**Requirement:** In the records, find every line with the word "required" and copy it out.

**Information:**
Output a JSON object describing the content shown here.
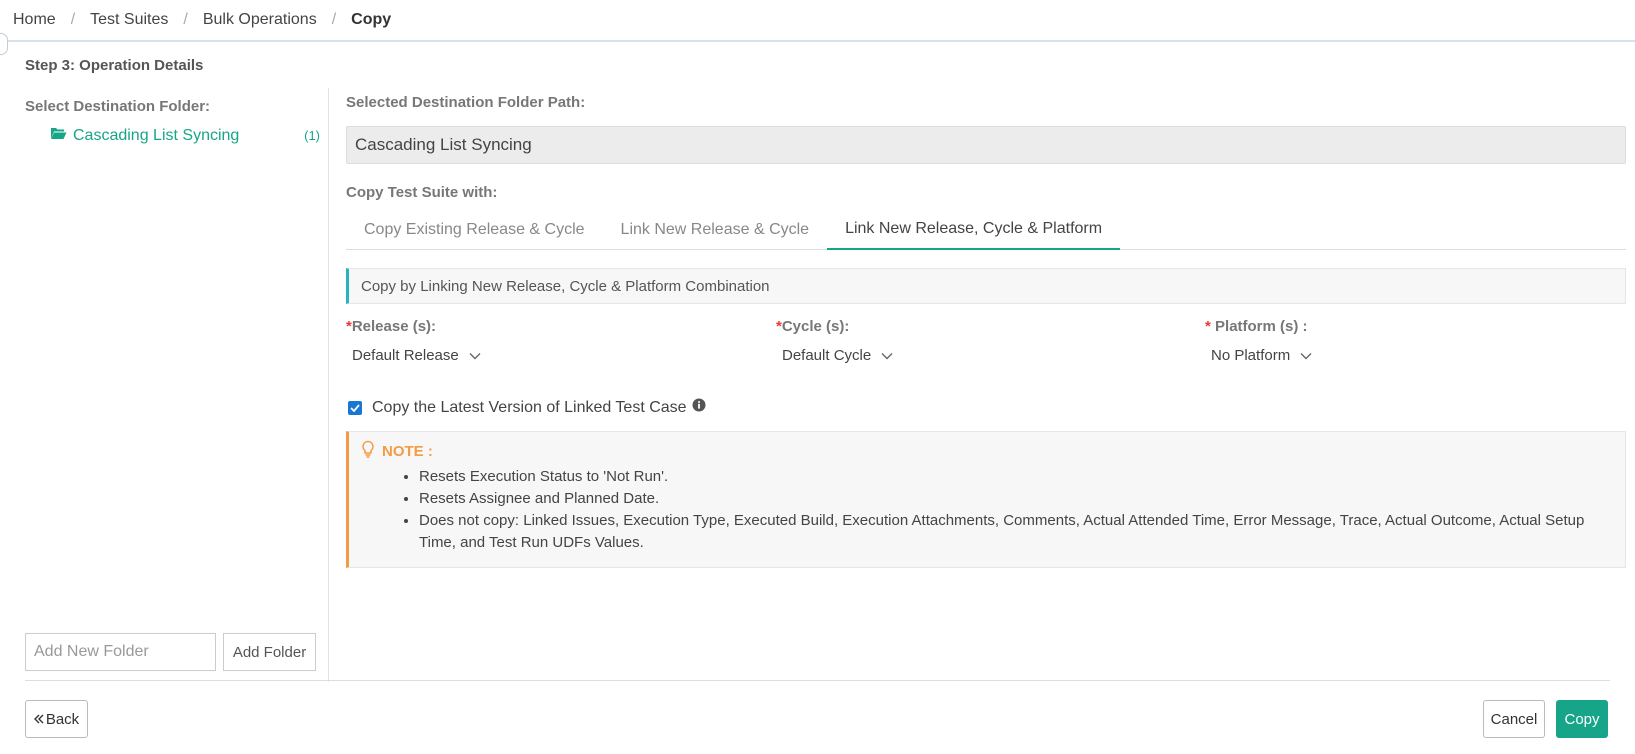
{
  "breadcrumb": {
    "items": [
      "Home",
      "Test Suites",
      "Bulk Operations"
    ],
    "current": "Copy"
  },
  "step_title": "Step 3: Operation Details",
  "left": {
    "label": "Select Destination Folder:",
    "folder": {
      "name": "Cascading List Syncing",
      "count": "(1)"
    },
    "add_folder_placeholder": "Add New Folder",
    "add_folder_button": "Add Folder"
  },
  "right": {
    "path_label": "Selected Destination Folder Path:",
    "path_value": "Cascading List Syncing",
    "copy_with_label": "Copy Test Suite with:",
    "tabs": [
      {
        "label": "Copy Existing Release & Cycle",
        "active": false
      },
      {
        "label": "Link New Release & Cycle",
        "active": false
      },
      {
        "label": "Link New Release, Cycle & Platform",
        "active": true
      }
    ],
    "info_text": "Copy by Linking New Release, Cycle & Platform Combination",
    "fields": {
      "release": {
        "required": "*",
        "label": "Release (s):",
        "value": "Default Release"
      },
      "cycle": {
        "required": "*",
        "label": "Cycle (s):",
        "value": "Default Cycle"
      },
      "platform": {
        "required": "* ",
        "label": "Platform (s) :",
        "value": "No Platform"
      }
    },
    "checkbox": {
      "label": "Copy the Latest Version of Linked Test Case",
      "checked": true
    },
    "note": {
      "title": "NOTE :",
      "items": [
        "Resets Execution Status to 'Not Run'.",
        "Resets Assignee and Planned Date.",
        "Does not copy: Linked Issues, Execution Type, Executed Build, Execution Attachments, Comments, Actual Attended Time, Error Message, Trace, Actual Outcome, Actual Setup Time, and Test Run UDFs Values."
      ]
    }
  },
  "footer": {
    "back": "Back",
    "cancel": "Cancel",
    "copy": "Copy"
  },
  "colors": {
    "accent": "#17a589",
    "info_border": "#26b5c0",
    "note_border": "#f39c45",
    "required": "#e53935",
    "checkbox": "#1976d2"
  }
}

**Solution:**
        "required": "*",
        "required": "*",
        "required": "* ",
    "required": "#e53935",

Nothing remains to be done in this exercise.